Task prompt:
Set the data down once more, in full and exactly.
--- Material provided Enclosed Below ---
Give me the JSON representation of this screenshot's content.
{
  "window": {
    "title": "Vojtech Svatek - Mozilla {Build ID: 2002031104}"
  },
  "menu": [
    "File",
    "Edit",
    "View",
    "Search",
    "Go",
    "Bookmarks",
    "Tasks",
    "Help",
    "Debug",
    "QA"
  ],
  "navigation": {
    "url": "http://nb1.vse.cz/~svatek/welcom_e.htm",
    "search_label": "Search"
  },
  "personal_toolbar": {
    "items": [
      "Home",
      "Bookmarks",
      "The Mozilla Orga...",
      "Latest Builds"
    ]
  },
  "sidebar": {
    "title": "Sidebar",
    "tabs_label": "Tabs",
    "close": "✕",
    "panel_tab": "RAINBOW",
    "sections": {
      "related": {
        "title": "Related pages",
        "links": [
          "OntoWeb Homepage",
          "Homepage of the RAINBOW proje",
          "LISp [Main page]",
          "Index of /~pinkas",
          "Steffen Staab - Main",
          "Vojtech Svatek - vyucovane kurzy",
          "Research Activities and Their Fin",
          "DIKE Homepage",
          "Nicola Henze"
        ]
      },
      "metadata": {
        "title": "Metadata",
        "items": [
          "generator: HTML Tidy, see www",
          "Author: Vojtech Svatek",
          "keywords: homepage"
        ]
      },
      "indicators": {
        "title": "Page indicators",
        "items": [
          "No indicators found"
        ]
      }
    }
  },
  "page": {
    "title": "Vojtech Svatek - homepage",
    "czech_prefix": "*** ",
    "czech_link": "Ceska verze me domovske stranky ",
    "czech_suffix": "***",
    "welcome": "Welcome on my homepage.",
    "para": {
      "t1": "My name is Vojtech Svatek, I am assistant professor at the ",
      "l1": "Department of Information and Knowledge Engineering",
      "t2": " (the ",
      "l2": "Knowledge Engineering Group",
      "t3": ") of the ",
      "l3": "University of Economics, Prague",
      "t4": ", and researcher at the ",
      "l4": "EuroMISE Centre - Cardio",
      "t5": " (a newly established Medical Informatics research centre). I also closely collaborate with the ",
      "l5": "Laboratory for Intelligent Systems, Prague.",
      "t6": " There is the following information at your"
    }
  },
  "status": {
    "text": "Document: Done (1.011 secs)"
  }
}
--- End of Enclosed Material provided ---
Response:
Give me the JSON representation of this screenshot's content.
{
  "window": {
    "title": "Vojtech Svatek - Mozilla {Build ID: 2002031104}"
  },
  "menu": [
    "File",
    "Edit",
    "View",
    "Search",
    "Go",
    "Bookmarks",
    "Tasks",
    "Help",
    "Debug",
    "QA"
  ],
  "navigation": {
    "url": "http://nb1.vse.cz/~svatek/welcom_e.htm",
    "search_label": "Search"
  },
  "personal_toolbar": {
    "items": [
      "Home",
      "Bookmarks",
      "The Mozilla Orga...",
      "Latest Builds"
    ]
  },
  "sidebar": {
    "title": "Sidebar",
    "tabs_label": "Tabs",
    "close": "✕",
    "panel_tab": "RAINBOW",
    "sections": {
      "related": {
        "title": "Related pages",
        "links": [
          "OntoWeb Homepage",
          "Homepage of the RAINBOW proje",
          "LISp [Main page]",
          "Index of /~pinkas",
          "Steffen Staab - Main",
          "Vojtech Svatek - vyucovane kurzy",
          "Research Activities and Their Fin",
          "DIKE Homepage",
          "Nicola Henze"
        ]
      },
      "metadata": {
        "title": "Metadata",
        "items": [
          "generator: HTML Tidy, see www",
          "Author: Vojtech Svatek",
          "keywords: homepage"
        ]
      },
      "indicators": {
        "title": "Page indicators",
        "items": [
          "No indicators found"
        ]
      }
    }
  },
  "page": {
    "title": "Vojtech Svatek - homepage",
    "czech_prefix": "*** ",
    "czech_link": "Ceska verze me domovske stranky ",
    "czech_suffix": "***",
    "welcome": "Welcome on my homepage.",
    "para": {
      "t1": "My name is Vojtech Svatek, I am assistant professor at the ",
      "l1": "Department of Information and Knowledge Engineering",
      "t2": " (the ",
      "l2": "Knowledge Engineering Group",
      "t3": ") of the ",
      "l3": "University of Economics, Prague",
      "t4": ", and researcher at the ",
      "l4": "EuroMISE Centre - Cardio",
      "t5": " (a newly established Medical Informatics research centre). I also closely collaborate with the ",
      "l5": "Laboratory for Intelligent Systems, Prague.",
      "t6": " There is the following information at your"
    }
  },
  "status": {
    "text": "Document: Done (1.011 secs)"
  }
}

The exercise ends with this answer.